Is Obama making the economy worse?
Ron Paul: We’re trying to unwind a Keynesian bubble that’s been going on for 70 years, and you’re not going to touch this problem until you liquidate the bad debt and the mal-investment, go back to work. But you have to have sound money, and you have to recognize how we got in the trouble.
We got in the trouble because we had a financial bubble, and it’s caused by the Federal Reserve. If you don’t look at monetary policy, we will continue the trend of the last decade. We haven’t developed any new jobs in the last decade. Matter of fact, we’ve had 30 million new people and no new jobs, and it’s because they don’t — the people don’t understand monetary policy and central economic planning things.
Free markets will give you 10 percent or 15 percent growth or whatever… and you will not have to turn it off because you think it’s going to cause inflation. It doesn’t work that way.

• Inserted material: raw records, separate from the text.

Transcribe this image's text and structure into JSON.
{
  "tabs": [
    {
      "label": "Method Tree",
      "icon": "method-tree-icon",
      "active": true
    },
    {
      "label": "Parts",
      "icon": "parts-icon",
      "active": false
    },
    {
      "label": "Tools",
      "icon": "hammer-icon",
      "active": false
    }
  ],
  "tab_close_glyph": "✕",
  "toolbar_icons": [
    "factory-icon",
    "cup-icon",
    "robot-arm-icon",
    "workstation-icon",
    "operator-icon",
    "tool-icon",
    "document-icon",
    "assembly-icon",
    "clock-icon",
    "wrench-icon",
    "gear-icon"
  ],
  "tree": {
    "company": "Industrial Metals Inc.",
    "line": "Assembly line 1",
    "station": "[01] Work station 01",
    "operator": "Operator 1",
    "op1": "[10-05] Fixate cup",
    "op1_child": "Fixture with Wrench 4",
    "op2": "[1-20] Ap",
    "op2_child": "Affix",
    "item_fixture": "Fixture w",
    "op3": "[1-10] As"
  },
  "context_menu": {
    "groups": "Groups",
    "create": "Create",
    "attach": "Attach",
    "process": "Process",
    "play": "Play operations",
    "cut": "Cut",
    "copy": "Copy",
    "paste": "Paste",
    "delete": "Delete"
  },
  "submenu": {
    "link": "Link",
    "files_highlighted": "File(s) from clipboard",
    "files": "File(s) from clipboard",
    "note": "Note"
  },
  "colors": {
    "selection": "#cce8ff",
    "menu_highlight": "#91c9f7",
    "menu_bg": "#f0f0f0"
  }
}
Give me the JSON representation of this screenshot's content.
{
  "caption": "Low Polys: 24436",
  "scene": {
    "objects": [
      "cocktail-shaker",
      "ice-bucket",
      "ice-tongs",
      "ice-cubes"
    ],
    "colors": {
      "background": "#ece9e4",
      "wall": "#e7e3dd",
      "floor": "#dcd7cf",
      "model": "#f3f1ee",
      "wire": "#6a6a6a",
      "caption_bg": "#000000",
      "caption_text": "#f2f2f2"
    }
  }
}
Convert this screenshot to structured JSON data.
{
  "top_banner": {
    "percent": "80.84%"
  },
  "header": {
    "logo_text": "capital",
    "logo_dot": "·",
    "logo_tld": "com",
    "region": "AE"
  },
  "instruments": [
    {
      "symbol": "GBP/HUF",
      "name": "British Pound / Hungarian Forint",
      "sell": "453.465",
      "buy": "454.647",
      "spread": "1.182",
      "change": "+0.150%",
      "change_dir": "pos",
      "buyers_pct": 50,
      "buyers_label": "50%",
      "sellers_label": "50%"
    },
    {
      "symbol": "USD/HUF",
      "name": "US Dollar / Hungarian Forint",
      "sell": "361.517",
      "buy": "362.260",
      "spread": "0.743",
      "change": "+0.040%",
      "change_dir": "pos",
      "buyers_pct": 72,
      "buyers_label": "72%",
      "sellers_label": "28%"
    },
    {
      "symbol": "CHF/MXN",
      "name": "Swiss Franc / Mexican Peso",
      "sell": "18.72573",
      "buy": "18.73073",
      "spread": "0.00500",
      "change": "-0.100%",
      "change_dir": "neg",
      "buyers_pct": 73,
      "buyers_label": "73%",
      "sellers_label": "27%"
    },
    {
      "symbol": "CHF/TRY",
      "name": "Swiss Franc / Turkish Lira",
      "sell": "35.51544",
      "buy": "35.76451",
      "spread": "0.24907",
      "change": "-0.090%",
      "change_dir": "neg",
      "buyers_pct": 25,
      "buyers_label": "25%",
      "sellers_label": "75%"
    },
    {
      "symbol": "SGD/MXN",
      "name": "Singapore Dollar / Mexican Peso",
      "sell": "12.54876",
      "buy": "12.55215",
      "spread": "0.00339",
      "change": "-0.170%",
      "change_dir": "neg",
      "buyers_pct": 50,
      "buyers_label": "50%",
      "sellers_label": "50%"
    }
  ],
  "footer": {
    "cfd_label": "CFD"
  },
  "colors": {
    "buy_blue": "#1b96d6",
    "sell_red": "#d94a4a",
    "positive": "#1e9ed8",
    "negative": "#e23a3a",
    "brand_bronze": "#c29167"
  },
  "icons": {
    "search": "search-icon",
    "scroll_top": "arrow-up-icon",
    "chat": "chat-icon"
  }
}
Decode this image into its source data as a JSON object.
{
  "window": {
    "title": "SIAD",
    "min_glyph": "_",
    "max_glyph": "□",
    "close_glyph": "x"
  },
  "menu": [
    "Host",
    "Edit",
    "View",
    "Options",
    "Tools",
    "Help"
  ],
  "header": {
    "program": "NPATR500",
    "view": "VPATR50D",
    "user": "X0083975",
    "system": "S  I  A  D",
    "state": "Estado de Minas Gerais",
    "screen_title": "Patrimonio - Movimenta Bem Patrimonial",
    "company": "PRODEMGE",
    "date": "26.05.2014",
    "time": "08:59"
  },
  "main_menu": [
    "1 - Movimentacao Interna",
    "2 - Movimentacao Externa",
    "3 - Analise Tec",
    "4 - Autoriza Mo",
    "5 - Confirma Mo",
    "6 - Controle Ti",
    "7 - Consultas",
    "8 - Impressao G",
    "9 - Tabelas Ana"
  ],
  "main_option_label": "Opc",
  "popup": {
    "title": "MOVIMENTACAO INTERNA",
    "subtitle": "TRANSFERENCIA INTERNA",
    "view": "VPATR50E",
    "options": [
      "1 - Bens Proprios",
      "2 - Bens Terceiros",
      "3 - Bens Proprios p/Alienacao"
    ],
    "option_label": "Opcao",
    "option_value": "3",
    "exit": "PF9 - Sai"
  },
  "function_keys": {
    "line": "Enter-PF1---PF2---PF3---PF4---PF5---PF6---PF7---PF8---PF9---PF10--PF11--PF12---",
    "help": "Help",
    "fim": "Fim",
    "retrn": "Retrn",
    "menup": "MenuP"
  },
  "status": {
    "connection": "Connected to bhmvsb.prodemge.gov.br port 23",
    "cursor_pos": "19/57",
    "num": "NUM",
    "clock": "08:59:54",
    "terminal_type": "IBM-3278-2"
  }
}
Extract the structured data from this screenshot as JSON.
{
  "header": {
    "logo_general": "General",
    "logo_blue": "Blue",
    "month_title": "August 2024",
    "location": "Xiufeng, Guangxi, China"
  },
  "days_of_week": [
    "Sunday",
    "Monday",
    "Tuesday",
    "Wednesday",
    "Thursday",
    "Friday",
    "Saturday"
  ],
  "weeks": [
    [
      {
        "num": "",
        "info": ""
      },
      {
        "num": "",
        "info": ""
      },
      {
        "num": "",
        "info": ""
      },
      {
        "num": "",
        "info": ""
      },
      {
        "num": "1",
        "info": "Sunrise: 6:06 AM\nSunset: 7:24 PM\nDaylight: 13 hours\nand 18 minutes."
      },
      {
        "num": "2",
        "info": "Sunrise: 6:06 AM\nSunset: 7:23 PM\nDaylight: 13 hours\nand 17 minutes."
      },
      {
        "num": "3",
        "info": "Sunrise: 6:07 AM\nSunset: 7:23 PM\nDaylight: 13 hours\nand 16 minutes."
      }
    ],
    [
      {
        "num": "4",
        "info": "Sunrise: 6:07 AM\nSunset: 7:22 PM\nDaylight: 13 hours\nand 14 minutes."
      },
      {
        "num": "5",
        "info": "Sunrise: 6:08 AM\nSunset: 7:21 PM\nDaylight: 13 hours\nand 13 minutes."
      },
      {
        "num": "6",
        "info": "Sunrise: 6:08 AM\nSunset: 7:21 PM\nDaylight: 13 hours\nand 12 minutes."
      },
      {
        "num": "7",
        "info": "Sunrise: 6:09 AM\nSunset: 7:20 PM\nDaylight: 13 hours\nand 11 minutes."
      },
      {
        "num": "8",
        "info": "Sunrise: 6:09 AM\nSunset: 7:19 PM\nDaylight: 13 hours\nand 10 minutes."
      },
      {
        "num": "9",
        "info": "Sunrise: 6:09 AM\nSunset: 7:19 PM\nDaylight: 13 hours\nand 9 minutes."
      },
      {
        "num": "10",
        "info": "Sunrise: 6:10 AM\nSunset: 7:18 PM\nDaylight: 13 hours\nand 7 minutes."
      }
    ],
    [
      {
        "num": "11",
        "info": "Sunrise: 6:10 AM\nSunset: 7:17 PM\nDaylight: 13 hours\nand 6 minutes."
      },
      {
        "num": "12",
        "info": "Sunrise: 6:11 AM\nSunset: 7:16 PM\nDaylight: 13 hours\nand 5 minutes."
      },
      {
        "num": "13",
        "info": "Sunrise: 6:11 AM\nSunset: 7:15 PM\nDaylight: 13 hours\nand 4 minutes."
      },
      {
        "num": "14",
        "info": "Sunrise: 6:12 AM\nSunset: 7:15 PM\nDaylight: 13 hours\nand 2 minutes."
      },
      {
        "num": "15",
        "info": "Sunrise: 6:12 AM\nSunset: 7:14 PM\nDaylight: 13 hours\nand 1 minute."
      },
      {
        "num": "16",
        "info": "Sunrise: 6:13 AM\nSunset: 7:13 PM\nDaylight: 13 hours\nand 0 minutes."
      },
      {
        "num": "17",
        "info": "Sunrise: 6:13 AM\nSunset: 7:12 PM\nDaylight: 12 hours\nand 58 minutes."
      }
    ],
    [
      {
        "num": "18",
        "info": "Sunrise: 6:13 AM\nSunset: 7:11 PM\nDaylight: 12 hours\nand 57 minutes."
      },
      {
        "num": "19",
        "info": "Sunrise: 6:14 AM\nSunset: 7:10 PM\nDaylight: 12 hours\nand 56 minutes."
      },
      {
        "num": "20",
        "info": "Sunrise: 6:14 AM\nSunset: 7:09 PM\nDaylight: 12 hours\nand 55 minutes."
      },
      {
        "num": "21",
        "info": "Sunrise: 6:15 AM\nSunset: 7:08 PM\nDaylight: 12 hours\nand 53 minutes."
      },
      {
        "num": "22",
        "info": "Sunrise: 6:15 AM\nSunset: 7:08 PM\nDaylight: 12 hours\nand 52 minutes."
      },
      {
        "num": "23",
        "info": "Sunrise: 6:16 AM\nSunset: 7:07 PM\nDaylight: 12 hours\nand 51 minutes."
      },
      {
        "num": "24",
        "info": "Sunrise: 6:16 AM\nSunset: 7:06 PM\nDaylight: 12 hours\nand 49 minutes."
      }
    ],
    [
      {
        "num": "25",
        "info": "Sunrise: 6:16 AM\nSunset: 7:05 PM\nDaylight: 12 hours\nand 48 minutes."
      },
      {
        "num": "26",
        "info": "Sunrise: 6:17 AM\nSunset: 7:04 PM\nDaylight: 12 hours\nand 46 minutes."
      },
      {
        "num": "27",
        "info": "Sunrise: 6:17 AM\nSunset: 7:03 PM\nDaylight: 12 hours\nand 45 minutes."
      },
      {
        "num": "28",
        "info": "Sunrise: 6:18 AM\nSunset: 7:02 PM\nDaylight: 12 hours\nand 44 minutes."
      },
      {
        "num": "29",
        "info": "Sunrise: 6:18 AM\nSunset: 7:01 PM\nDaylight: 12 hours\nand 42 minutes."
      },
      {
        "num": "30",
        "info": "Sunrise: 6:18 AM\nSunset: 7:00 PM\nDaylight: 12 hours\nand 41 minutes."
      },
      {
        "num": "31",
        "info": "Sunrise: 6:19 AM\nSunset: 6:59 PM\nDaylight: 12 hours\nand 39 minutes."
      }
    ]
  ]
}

On manufacturing jobs…
…everything we’ve done in the last 20 or 30 years we’ve exported our jobs. And when you have a reserve currency of the world and you abuse it, you export money. That becomes the main export so it goes with the money.
You have to invite capital. The way you get capital into a country, you have to have a strong currency, not a weak currency. Today it’s a deliberate job of the Federal Reserve to weaken the currency. We should invite capital back.
First thing is, we have trillions of dollars, at least over a trillion dollars of U.S. money made overseas, but it stays over there because if you bring it home, they get taxed. If you want to, we need to get the Fed to quit printing the money and if you want capital, you have to entice those individuals to repatriate their money and take the taxes office, set up a financial system, deregulate and de-tax to invite people to go back to work again.
But as long as we run a program of deliberately weakening our currency, our jobs will go overseas, and that is what’s happened for a good many years, especially in the last decade.
Government subsidies for private enterprise…
There shouldn’t be any government assistance to private enterprise. It’s not morally correct, it’s legal, it’s bad economics. It’s not part of the constitution. If you allow an economy to thrive, they’ll decide how R&D works or where they invest their monies.
But when the politicians get in and direct things, you get the malinvestment. They do the dumb things. They might build too many houses. And they might not direct their research to the right places. So no, it’s a fallacy to think that government and politicians and bureaucrats are smart enough to manage the economy, so it shouldn’t happen.
The government shouldn’t be involved. You take the bankruptcies, we’ve been doing a whole lot. We’ve been propping them up. We’ve had the Federal Reserve buy all the illiquid assets, which were worthless, stick it with the taxpayers. The people who’ve made the money when the bubble was being blown up, they’re the ones who got bailed out.
But you want the correction. Corrections are good. The mal- investment in the bubbles are caused by the Federal Reserve and the government, and we keep propping it up. And that’s why this is going — it was predictable it would come. It’s predictable it’s lasted three years. And it’s predictable, as long as we do what we’re doing in Washington, it’s going to last another 10 years.
We’re doing what we did in the depression. We’re doing what the Japanese have done. You need to get the prices of houses down to clear the market, but they’re trying to keep the prices up. They actually have programs in Washington which stimulating housing. You need to clear the — clear the market and then we can all go back to work. But what we’re doing now is absolutely wrong.
Well, under these conditions, it’s not solvent and won’t be solvent. You know, if you’re — if you’re an average couple and you paid your entire amount into — into Medicare, you would have put $140,000 into it. And in your lifetime, you will take out more than three times that much. So a little bit of arithmetic tells you it’s not solvent, so we’re up against the wall on that, so it can’t be made solvent. It has to change. We have to have more competition in medicine.
And I would think that if we don’t want to cut any of the medical benefits for children or the elderly, because we have drawn so many in and got them so dependent on the government, if you want to work a transition, you have to cut a lot of money.
And that’s why I argue the case that this money ought to be cut out of foreign welfare, and foreign militarism, and corporate welfare, and the military industrial complex. Then we might have enough money to tide people over.
But some revamping has to occur. What we need is competition. We need to get a chance for the people to opt out of the system. Just — you talk about opting out of Obamacare? Why can’t we opt out of the whole system and take care of ourselves?
I think faith has something to do with the character of the people that represent us, and law should have a moral fiber to it and our leaders should. We shouldn’t expect us to try to change morality. You can’t teach people how to be moral.
But the Constitution addresses this by saying — literally, it says no theocracy. But it doesn’t talk about church and state. The most important thing is the First Amendment. Congress shall write no laws — which means Congress should never prohibit the expression of your Christian faith in a public place. KING: OK. Great. Let’s go down to Josh McElveen, and let’s continue the conversation.
Full transcript and video here.